Data under study >>
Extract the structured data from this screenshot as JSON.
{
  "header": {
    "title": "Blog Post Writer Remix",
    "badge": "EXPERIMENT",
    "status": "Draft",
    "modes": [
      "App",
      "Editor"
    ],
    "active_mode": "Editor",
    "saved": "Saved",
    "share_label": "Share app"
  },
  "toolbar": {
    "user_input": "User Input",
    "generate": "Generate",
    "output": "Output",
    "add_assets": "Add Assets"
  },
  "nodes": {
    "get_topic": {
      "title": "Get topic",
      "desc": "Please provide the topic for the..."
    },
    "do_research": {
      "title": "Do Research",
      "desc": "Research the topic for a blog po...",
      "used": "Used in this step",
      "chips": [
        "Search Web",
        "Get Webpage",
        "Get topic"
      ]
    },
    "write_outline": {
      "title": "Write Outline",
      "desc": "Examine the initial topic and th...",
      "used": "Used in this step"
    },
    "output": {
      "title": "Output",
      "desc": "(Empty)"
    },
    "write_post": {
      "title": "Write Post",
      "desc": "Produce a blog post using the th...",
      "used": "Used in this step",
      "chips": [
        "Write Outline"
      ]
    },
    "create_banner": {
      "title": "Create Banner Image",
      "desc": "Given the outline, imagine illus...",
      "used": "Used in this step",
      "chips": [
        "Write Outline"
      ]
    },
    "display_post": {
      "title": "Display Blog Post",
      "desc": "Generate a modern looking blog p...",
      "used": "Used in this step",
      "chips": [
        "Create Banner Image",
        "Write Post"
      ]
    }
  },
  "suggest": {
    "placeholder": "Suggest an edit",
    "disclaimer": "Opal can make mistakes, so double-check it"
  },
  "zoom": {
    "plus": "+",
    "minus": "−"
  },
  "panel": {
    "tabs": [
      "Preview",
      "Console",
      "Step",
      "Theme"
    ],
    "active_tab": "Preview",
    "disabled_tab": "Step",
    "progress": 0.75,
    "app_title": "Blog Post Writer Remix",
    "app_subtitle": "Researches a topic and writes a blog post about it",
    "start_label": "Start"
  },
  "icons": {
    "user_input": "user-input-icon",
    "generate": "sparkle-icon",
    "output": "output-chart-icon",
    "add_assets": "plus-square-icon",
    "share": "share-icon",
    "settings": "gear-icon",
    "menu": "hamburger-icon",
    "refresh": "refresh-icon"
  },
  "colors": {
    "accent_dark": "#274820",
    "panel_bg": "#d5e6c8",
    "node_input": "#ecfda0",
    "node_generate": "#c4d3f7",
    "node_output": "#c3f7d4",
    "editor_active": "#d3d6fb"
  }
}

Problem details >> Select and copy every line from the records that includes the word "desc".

Response area >>
      "desc": "Please provide the topic for the..."
      "desc": "Research the topic for a blog po...",
      "desc": "Examine the initial topic and th...",
      "desc": "(Empty)"
      "desc": "Produce a blog post using the th...",
      "desc": "Given the outline, imagine illus...",
      "desc": "Generate a modern looking blog p...",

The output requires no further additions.